Poorly written, badly cast (Penn, for all his gesticulations, is simply wrong for the role) and a general mess all around, you're better off catching the Oscar-winning 1949 original on Turner Classic Movies.
- Dawn Taylor
Cinetopia, Century Eastport, Fox Tower, Lloyd Center, Evergreen Parkway, Division Street
A businessman (Bill Paxton) flees from the feds to the Cayman Islands with a whole lot of money and his daughter (Agnes Bruckner). The daughter sneaks out to go to a party with a local boy (Victor Rasuk) and … huh? All of a sudden, the movie's about something else entirely.
Now it's about a young fisherman (Orlando Bloom) in love with his boss's daughter (Zoe Saldana). Her overprotective older brother throws acid in Bloom's face - supposedly rendering him hideous, but really only giving him one very odd eyebrow. But what about Paxton?
Oh, there he is. The screen reads, 'Four months later.' What the hell?
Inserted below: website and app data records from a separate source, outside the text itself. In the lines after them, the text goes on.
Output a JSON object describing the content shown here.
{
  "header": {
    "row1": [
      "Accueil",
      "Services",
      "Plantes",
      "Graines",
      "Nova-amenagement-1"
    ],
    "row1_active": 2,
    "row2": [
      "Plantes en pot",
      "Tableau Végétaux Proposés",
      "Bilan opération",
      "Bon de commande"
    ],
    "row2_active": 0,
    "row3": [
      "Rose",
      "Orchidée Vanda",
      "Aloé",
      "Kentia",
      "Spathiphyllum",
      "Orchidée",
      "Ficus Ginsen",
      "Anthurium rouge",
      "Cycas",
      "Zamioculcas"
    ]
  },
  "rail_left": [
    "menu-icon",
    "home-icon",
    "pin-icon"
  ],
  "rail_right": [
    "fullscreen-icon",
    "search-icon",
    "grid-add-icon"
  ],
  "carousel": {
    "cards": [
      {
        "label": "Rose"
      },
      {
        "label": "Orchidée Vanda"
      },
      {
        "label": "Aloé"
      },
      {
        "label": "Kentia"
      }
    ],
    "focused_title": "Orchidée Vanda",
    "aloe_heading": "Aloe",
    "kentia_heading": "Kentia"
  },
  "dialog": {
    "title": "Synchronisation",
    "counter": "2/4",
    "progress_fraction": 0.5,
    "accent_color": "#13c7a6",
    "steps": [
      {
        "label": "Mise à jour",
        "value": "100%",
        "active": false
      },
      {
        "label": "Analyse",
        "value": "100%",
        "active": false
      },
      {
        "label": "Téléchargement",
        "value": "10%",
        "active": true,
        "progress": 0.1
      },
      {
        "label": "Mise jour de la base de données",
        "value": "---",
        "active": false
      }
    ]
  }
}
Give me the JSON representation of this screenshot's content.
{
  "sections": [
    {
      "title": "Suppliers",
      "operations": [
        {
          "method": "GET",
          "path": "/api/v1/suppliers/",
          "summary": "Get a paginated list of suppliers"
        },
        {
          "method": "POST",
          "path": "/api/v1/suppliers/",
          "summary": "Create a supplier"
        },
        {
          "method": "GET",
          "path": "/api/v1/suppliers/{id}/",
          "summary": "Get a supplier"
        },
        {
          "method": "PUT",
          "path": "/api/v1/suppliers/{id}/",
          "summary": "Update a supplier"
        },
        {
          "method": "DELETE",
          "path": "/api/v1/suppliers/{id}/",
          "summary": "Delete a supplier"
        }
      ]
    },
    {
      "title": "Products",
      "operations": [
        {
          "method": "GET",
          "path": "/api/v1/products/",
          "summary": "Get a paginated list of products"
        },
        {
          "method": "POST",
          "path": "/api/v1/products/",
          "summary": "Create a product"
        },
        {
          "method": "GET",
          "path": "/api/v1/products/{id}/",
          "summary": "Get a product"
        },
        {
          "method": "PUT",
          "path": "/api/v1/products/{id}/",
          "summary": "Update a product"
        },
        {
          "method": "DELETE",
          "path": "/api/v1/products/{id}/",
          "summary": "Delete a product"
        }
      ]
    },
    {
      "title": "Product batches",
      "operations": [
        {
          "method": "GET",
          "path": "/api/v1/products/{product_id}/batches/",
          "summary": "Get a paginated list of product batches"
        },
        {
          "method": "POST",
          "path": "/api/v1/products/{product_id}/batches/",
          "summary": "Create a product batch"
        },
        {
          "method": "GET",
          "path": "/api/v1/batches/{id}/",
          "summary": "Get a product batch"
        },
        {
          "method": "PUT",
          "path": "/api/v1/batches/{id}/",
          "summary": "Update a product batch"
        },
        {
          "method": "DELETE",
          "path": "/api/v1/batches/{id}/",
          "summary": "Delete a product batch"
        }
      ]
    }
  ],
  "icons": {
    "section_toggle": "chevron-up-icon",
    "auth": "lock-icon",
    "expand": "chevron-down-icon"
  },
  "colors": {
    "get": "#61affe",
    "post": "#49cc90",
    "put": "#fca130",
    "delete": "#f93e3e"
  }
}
First-time director Frank E. Flowers wanted to make 'Pulp Fiction' or 'Traffic' so much it's a little sad. He uses all the cool camera tricks but lacks rhythm, humor or a cohesive narrative.
Co-produced by Bloom, 'Haven' sat on the shelf for two years before trickling into theaters. You've been warned.
'Iraq for Sale: The War Profiteers' (NR)
If activist filmmaker Robert Greenwald goes down in history, it will be as an engine for change, not as a stylish or innovative director.
He has tackled the Fox News Channel ('Outfoxed: Rupert Murdoch's War on Journalism') and Wal-Mart ('Wal-Mart: The High Cost of Low Price') and now he's taking on Halliburton and other corporations that are raking in millions of dollars as contractors with the U.S. military in Iraq.
The somewhat frustrating film jumps from critique to critique - private employees interrogating military prisoners, truck drivers gunned down during a job to which they never should have been assigned, soldiers showering in contaminated water.
Greenwald tries to fit it all together but ends up with a lot of loose ends. Then again, it's not his fault that the system of military contracts is so corrupt and dysfunctional that it would take five or 10 feature-length films to document it all.
Greenwald will answer questions after tonight's 7 o'clock screening.
- Anne Marie DiStefano
Clinton Street Theater
'Jet Li's Fearless' (PG-13)
'Fearless' is being promoted as Hong Kong star Jet Li's farewell to kung fu. As a swan song to traditional martial arts filmmaking, his earlier 'Hero' would have been a more glorious choice.
But this inspirational biopic about martial artist Huo Yuanjia, who rallied Chinese national pride amid the growing Western influence of the early 20th century, makes for an entertaining and perhaps more personal final bow in the genre.
Recalling such Li classics as 'Once Upon a Time in China,' it blends fast and furious action, melodrama and sentimentality with the usual Hong Kong exuberance.
Less welcome are the computer enhancements that give some of the fights a too-contemporary goosing, but director Ronny Yu generally maintains old-fashioned charm while his star provides the charisma.
Let's hope the Jetster's future efforts prove more salutary than a recent Hollywood stint that can only be called cheerless.
- Pat Holmes
Cinetopia, Century Eastport, Pioneer Place, Lloyd Center, Hilltop, Evergreen Parkway, Movies on TV, Division Street, Stark Street
Also new this week: The Hollywood Theatre shows a new print of 'Indiana Jones and the Temple of Doom' and special late-night screenings of the horror flick 'Feast,' which was made under the auspices of the Bravo channel's 'Project Greenlight' (11 p.m. FRIDAY and SATURDAY, Sept. 22-23). At the Northwest Film Center, the 'Lens on Syria' series continues with 'Stars in Broad Daylight' (4 p.m. SATURDAY, Sept. 23) and 'Nights of the Jackals' (9 p.m. Friday and 3:45 p.m. SUNDAY, Sept. 22-24), and French comedies get an airing in a monthlong program (all at Whitsell Auditorium, see www.nwfilm.org for details).